June 7, 2023

Neighborhood Urban Gardening Takes Root in Trenton and Lambertville

IN FULL BLOOM: Backyard settings like this one, from last year’s Mill Hill Garden Tour, will be open to the public in Trenton this Saturday from 12 to 5 p.m. (Photo by Jeffrey Tryon)

By Anne Levin

In Trenton’s Mill Hill neighborhood and on the streets of Lambertville, summer gets off to an unofficial start this time of year with annual, self-guided garden tours in urban settings. This year in both locales, residents open their gardens —some meticulously tended, others a bit more wild — to the public on Saturday, June 10.

The Mill Hill tour coincides with Taste Trenton, the capital city’s seventh annual restaurant crawl (held Friday-Sunday). And in Lambertville, a native plant sale known as Lambertville Goes Wild is held Saturday at Cavallo Park, 2 Mount Hope Street, with experts on hand to give gardening advice. Hours are 10 a.m. to 2 p.m.

This is the 32nd year for the Mill Hill tour, which raises funds for historic preservation grants that assist the district’s homeowners and business owners in maintaining its landmark standards.

“The garden tour is one of Trenton’s most longstanding, celebrated summer events and offers everyone — including neighbors, families, friends, and attendees — the opportunity to browse dozens of incredibly landscaped urban gardens and public spaces, situated behind one of the most beautifully historic neighborhoods in central New Jersey,” said Meaghan Singletary, who is co-chairing this year’s event with her fiancé, Joseph Kuzemka. The two own the Out of Step Offbeat Boutique and General Store located at the Trenton Farmers Market.

“Our garden at the side of our house at 264 Jackson Street is one of the stronger ones in the area,” said Kuzemka. “There is a deck garden at 159 Mercer Street, owned by Dan Spalding, who is the conductor of the Capital Philharmonic. It’s on the tour for the first time. Bill Kucas’ garden at 113 Jackson is spectacular [Kucas owns Garden Makers Landscaping]. And those are just a few standouts.”

Entertainment, art in action, and refreshments are part of the day. At Singletary and Kuzemka’s garden, painter/illustrator/photographer Nagiyd Ewell, who painted the mural on the entrance of the Artworks building, will be creating a work of art, and cold drinks from Kafe Ojala at the Trenton Farmers Market will be available. Artist Alia Bensliman, known for drawings and paintings inspired by her Tunisian heritage with a focus on North African and Berber art, will also create work during the day.
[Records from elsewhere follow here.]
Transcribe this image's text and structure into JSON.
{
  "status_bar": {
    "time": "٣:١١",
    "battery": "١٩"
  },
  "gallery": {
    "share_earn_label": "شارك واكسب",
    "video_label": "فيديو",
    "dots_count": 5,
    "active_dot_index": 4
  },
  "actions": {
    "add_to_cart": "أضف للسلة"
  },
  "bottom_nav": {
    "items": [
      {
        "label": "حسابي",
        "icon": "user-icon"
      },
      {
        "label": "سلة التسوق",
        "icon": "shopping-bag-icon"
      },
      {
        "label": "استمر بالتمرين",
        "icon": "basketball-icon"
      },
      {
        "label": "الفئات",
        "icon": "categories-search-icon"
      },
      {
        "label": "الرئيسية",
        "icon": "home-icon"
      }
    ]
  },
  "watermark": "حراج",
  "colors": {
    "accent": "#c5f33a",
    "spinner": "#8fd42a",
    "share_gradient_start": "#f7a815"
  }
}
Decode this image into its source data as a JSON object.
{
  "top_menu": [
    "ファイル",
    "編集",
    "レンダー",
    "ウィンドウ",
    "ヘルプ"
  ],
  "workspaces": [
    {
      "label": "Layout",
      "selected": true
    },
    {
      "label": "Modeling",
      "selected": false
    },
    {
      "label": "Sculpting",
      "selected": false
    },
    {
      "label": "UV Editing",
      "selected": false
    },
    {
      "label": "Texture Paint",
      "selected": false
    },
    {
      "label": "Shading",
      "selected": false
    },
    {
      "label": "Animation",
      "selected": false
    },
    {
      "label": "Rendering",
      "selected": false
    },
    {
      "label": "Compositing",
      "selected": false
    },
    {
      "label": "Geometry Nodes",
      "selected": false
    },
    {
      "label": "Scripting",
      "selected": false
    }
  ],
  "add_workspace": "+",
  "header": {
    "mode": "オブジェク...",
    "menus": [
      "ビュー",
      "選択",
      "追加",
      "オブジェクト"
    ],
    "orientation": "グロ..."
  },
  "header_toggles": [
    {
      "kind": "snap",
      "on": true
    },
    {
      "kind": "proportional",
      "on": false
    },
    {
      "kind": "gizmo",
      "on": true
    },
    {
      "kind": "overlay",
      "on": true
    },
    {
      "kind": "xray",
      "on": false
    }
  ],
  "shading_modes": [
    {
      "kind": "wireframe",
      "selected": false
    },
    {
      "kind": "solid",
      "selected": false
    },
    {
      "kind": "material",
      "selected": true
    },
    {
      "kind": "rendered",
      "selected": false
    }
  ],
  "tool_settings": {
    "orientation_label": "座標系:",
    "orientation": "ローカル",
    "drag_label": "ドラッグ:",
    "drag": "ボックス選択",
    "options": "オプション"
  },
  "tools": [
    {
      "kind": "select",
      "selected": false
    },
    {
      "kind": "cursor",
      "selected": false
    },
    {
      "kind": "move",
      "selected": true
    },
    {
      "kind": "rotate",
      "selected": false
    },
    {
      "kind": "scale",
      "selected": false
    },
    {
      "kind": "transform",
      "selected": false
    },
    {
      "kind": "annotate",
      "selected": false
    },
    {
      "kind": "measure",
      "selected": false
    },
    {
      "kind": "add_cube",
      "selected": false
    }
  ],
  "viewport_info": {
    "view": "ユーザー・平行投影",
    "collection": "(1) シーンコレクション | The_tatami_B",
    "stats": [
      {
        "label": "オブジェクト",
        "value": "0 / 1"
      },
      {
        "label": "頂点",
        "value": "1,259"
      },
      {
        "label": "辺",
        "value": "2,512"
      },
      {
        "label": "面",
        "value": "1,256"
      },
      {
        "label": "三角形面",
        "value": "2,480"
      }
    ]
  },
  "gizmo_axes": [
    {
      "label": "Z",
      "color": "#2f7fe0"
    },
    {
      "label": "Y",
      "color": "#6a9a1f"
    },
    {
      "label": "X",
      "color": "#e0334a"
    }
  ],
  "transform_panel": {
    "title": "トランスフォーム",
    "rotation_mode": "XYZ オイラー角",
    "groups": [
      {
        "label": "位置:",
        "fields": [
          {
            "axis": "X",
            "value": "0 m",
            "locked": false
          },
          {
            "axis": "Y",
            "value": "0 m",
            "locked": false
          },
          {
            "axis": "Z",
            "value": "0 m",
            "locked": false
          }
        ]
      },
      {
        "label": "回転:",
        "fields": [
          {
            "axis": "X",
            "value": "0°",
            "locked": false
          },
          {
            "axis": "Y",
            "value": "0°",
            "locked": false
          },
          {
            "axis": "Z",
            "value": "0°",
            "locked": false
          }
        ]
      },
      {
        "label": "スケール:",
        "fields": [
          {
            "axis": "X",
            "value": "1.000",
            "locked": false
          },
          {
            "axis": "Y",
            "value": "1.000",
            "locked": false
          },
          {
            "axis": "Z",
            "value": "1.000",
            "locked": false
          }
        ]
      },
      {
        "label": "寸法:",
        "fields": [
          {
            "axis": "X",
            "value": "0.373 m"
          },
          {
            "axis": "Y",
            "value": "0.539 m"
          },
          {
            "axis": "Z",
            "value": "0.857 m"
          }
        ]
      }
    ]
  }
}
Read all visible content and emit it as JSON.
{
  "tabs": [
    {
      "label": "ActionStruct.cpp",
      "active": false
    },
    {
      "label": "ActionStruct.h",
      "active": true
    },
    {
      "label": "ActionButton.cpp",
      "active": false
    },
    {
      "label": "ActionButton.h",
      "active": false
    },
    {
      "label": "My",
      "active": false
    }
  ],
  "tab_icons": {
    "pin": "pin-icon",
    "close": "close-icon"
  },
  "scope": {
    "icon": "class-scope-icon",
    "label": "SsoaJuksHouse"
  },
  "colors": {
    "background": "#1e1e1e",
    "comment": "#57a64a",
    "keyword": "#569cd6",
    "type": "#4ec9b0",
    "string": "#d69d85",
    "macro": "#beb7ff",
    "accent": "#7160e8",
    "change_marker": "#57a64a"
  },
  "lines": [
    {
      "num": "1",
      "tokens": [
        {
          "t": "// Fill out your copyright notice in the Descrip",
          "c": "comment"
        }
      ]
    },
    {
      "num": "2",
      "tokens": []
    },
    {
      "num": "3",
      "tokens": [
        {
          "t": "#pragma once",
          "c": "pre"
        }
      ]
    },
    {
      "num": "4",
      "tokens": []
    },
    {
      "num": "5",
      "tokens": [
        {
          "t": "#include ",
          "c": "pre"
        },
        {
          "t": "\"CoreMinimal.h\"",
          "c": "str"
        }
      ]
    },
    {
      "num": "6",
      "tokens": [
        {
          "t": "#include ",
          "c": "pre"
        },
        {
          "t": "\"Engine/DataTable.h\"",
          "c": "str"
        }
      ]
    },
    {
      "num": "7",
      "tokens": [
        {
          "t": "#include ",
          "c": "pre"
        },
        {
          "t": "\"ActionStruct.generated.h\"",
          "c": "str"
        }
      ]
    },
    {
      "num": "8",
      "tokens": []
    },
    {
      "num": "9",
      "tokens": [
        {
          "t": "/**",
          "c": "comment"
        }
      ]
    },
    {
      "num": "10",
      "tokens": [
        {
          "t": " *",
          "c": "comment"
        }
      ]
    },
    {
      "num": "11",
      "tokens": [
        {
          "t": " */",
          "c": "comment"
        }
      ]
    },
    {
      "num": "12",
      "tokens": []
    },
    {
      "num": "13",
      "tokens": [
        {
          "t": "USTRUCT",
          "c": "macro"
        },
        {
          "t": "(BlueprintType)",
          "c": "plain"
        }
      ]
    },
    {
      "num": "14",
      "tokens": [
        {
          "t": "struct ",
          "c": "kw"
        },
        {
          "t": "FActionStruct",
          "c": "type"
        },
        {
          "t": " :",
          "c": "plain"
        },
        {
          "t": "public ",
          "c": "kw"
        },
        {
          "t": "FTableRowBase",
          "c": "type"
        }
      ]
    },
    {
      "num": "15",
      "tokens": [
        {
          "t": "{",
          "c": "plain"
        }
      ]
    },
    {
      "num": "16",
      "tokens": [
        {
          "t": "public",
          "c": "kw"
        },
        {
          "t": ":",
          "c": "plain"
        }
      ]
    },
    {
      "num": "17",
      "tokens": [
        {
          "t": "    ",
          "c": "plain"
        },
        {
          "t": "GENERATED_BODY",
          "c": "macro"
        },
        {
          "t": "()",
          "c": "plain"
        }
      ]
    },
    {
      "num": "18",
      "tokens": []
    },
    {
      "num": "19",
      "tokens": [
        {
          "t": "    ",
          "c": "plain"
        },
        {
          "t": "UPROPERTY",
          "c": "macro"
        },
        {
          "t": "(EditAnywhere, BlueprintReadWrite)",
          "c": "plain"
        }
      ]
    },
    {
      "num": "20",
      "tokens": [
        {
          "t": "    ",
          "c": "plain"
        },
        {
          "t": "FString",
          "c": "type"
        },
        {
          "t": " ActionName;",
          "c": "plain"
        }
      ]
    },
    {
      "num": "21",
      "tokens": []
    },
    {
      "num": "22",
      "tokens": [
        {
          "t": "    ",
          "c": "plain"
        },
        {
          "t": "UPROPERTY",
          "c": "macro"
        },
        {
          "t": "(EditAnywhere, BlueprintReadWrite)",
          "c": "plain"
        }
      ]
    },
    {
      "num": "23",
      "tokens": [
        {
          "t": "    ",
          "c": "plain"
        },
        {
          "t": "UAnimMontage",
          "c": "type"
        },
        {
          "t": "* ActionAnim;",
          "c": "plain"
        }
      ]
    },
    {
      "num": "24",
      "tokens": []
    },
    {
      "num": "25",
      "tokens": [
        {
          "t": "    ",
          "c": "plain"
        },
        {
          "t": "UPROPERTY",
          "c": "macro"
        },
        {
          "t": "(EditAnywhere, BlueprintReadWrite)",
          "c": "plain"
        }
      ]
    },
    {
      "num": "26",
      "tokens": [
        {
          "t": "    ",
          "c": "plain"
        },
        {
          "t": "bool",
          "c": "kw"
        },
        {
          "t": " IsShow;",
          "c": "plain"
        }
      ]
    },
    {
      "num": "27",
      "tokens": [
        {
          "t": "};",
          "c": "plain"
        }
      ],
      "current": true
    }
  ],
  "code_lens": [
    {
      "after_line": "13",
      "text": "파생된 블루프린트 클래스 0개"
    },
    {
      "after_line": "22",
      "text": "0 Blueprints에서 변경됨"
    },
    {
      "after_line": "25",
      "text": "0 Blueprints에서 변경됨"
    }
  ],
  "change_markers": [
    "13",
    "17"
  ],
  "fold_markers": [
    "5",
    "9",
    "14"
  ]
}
At the newly refurbished garden on Clay Street of Old Mill Hill Society President Oriol R. Gutierrez, the James Stewart Trio will be playing live jazz. Sponsors of the tour are hoping to have experts from Isles, Urban Agriculture, and Climate Corps on hand at the Friends Community Garden at 151 Mercer Street [headquarters of Mercer Street Friends], which is planted by neighborhood residents and especially colorful this year.

Tickets to the tour, which is open from 12 to 5 p.m., are $20, available at TrentonMillHill.org in advance or at Artworks Trenton, 19 Everett Alley, the day of the event.

For sustenance, those attending the Mill Hill tour can stroll over to the eateries featured as part of Taste Trenton. Cuisines include Costa Rican, Venezuelan, Dominican, Polish, Guatemalan, BBQ, classic African American, New Orleans, and more. Hours have been expanded this year to include breakfast, and the traditional Irish pub Tir na nOg will offer a special drink. The tour is self-guided and offers reduced price dishes to those who wear special wristbands.

The tour was launched in 2015 as a one-day event focused on 12 restaurants in the Chambersburg area, and has since expanded. “When we were invited to join in the second year, we jumped at the opportunity,” said Reggie Hallett, co-owner of the 1911 Smokehouse at 11 West Front Street. “I can confidently point to 15 or 20 of our regular customers who first came to the Smokehouse for that event, and they haven’t stopped coming.”

Saturday marks the 25th anniversary of the Hidden Gardens of Lambertville tour, presented by the Kalmia Club. Their historic pink clubhouse at 39 York Street is the starting point for the event, which is held rain or shine from 10 a.m. to 4 p.m.

Several private gardens in this architecturally distinctive town are included. “The amount of tips gleaned in a few hours can be real estate-changing,” said Kalmia’s Shirah Gray before last year’s tour, which was the first to be held after the pandemic. “At worst, you stopped to smell the roses and possibly discovered an heirloom variety. Hence, gardening groups from all over the state have regularly attended Kalmia Club’s Hidden Gardens of Lambertville Tour.”

Tickets are $25 in advance and $30 the day of the tour. Proceeds assist with Kalmia Club’s community outreach and annual scholarship programs for local young women. Visit kalmiaclub.org for more information.